Original leaf from a late 12th century medieval Psalter and Hymnal. Latin text, in rounded gothic script, on animal vellum, in brown ink. 22 lines with seventeen illuminated one-line initials alternating in burnished gold and deep blue.(136 x 100mm - 5.4 x 4")
One large nine-line illuminated initial in deep blue with delicate white tracery on a burnished gold ground and inhabited with the standing figure of St. Stephen wearing a salmon colored robe and having an orange halo. The initial is surrounded by a black, salmon and white border. (For a sister leaf to this very early Spanish Psalter, see Magg’s European Bulletin 15, #51).
Spain (Seville?), c. 1180 -1200.

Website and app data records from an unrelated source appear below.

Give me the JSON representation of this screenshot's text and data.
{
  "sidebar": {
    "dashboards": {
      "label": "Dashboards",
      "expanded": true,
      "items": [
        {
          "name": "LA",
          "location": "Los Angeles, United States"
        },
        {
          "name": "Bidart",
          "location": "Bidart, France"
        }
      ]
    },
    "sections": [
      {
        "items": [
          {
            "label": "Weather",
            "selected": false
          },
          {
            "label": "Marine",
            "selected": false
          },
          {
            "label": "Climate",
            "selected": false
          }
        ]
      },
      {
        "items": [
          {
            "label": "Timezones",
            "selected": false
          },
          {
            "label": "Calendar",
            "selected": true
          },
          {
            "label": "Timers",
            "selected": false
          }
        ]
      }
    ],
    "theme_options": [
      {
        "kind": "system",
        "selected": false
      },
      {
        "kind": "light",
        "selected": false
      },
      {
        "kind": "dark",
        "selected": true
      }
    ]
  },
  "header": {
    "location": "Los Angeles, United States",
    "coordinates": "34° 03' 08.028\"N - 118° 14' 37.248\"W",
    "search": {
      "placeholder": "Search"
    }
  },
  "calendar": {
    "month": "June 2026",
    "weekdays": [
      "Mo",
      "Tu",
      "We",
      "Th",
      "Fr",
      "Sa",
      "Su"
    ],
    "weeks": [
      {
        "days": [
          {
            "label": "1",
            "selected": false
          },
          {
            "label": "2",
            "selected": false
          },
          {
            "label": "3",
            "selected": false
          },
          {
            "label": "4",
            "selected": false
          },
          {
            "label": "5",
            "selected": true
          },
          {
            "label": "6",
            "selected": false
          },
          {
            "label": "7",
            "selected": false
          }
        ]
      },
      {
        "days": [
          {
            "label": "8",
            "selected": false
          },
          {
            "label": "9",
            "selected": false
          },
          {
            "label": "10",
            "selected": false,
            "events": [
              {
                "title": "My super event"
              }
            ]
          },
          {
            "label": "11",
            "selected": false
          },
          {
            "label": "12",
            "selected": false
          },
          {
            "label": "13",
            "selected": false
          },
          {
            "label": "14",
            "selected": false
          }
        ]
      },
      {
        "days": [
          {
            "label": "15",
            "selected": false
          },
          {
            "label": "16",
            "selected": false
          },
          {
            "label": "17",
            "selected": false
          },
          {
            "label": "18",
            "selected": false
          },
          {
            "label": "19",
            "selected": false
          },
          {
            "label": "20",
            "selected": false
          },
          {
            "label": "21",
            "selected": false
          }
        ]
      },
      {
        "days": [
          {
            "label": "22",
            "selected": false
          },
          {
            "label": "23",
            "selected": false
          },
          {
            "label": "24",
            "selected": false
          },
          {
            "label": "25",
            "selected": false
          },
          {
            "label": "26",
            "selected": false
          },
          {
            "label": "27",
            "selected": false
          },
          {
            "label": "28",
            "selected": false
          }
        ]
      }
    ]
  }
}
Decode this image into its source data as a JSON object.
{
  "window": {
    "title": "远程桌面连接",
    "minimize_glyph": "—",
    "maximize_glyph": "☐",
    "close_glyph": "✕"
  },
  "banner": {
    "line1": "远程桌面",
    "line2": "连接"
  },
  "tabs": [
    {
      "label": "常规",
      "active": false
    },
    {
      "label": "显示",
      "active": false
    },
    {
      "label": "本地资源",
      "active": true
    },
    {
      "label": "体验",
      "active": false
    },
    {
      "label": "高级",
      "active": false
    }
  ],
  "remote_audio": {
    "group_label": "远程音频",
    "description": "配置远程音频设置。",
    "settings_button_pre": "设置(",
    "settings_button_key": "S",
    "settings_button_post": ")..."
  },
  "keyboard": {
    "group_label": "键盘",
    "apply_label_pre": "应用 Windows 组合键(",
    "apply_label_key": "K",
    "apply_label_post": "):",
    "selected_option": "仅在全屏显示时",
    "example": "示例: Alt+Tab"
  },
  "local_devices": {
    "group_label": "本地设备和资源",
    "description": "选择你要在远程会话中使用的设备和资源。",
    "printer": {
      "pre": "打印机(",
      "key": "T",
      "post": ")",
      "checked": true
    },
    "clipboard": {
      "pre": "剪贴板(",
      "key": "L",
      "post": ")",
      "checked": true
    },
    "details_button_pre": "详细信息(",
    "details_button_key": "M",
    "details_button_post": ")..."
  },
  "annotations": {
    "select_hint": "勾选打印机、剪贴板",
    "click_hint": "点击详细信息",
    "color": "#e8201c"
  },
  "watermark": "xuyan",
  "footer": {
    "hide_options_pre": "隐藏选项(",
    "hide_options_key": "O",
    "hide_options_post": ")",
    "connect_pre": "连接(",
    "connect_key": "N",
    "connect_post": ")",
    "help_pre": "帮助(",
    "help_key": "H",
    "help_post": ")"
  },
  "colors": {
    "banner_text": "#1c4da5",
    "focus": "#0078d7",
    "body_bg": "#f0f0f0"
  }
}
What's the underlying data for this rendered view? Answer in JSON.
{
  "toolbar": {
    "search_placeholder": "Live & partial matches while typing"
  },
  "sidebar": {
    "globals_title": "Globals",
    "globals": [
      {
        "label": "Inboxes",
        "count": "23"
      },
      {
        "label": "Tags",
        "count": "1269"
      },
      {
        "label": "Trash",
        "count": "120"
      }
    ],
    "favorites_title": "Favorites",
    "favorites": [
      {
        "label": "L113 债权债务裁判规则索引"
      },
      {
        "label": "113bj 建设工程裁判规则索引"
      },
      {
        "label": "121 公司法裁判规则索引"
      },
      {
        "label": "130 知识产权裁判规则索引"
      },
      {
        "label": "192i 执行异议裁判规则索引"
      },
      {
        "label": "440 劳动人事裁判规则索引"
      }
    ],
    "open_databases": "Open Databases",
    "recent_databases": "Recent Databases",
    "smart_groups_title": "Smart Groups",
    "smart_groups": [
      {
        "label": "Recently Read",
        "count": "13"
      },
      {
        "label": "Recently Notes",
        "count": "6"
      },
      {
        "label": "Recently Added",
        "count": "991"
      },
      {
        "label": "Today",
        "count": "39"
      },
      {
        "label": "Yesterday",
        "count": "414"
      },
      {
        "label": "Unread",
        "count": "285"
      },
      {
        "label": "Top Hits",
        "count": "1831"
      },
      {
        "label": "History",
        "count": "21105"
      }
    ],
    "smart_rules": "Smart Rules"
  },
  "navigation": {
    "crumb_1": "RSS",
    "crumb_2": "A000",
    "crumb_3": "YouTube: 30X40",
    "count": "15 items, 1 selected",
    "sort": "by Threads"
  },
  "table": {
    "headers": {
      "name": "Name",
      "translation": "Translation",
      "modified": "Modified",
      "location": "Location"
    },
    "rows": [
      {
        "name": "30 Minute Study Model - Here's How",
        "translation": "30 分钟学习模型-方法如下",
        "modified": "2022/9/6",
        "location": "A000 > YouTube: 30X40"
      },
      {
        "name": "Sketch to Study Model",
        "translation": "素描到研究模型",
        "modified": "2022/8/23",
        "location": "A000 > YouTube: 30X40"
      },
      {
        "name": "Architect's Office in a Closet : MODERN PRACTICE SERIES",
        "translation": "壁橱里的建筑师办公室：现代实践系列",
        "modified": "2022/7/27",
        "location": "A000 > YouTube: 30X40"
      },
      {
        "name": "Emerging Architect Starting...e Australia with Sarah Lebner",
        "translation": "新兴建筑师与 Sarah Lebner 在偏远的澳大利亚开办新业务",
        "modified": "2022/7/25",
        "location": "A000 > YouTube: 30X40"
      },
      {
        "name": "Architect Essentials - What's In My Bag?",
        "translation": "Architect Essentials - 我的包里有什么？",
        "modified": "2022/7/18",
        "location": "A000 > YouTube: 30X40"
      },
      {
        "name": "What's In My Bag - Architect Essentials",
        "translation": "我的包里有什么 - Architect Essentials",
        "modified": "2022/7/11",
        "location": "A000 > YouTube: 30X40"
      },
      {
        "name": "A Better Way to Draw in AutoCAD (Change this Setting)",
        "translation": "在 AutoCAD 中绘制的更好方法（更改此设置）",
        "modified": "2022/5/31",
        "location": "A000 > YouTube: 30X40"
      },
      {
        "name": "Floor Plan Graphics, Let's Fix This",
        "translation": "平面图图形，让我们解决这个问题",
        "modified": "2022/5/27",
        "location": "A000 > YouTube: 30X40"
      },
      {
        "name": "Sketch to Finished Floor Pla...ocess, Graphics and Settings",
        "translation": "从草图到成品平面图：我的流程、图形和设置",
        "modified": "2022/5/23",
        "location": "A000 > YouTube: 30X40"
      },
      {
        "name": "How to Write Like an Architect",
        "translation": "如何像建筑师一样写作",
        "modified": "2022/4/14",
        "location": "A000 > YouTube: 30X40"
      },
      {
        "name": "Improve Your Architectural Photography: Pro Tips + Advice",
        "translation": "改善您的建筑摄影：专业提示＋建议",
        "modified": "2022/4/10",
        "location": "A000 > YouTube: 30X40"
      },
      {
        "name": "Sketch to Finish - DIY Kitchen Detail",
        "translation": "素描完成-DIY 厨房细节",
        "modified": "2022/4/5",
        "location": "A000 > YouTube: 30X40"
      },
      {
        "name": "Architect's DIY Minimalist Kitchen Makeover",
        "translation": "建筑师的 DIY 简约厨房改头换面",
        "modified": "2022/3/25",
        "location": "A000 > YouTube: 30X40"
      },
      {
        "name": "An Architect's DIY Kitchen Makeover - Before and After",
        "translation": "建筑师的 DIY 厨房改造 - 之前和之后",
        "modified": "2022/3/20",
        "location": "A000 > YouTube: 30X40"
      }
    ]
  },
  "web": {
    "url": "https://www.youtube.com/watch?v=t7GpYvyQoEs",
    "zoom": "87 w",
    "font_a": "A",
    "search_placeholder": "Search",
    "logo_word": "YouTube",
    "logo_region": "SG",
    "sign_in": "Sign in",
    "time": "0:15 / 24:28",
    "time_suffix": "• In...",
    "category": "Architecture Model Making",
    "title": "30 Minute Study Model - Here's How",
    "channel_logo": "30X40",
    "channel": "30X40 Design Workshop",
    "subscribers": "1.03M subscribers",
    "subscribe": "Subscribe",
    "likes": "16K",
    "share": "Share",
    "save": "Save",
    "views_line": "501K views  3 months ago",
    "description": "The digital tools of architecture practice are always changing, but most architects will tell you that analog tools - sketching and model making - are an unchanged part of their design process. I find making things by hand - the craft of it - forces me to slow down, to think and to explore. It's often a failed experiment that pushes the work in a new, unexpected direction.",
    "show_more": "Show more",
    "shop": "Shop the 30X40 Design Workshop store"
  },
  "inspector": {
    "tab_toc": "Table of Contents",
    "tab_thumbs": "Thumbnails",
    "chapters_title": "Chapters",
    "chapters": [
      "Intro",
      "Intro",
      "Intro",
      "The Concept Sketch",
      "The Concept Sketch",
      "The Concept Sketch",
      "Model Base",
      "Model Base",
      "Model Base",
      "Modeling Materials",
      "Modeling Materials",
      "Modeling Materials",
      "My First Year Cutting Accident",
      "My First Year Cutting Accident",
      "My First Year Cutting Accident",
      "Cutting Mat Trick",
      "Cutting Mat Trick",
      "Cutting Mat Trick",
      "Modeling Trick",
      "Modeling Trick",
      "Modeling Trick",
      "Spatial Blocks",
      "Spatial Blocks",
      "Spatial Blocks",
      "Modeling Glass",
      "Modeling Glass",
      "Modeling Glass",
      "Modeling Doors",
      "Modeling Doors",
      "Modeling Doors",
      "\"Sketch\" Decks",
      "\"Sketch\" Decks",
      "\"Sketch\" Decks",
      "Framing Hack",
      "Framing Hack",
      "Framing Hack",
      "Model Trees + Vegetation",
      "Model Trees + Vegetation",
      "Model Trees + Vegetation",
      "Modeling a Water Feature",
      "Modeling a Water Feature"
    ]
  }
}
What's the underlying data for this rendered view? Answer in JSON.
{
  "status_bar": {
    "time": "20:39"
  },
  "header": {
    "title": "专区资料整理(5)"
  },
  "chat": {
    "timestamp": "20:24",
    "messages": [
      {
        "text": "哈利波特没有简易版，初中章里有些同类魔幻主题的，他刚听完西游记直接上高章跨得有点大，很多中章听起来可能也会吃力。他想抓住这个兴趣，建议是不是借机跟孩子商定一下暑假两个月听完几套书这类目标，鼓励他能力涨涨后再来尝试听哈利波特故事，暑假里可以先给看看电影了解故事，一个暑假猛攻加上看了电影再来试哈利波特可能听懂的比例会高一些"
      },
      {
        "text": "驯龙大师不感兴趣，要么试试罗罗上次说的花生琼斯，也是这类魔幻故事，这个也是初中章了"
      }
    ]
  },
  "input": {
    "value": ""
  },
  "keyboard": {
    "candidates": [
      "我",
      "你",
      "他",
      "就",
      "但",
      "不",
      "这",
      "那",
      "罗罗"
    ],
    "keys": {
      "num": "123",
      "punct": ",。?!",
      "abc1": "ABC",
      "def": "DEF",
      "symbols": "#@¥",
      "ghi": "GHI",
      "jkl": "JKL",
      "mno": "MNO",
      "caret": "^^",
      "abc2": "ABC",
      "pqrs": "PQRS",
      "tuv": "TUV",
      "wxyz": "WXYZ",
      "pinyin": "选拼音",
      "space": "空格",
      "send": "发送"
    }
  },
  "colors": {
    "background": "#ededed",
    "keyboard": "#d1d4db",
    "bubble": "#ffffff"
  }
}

The illuminated ''S'' begins Psalm 68 (King James 69) 1-15 – Sailors’ Psalm: ''Salvum me…'' (Save me, O God: for the waters are come in even unto my soul. I stick fast in the mire of the deep: and there is no sure standing. I am come into the depth of the sea: and a tempest hath overwhelmed me...).
The devout were expected to engage in a series of daily devotions, structured around the reading of the Psalms. In the Middle Ages all 150 psalms were to be recited each day, but as this proved impractical, the sequence was restructured to encompass a full week!
Presented in an archival 14x11'' mat.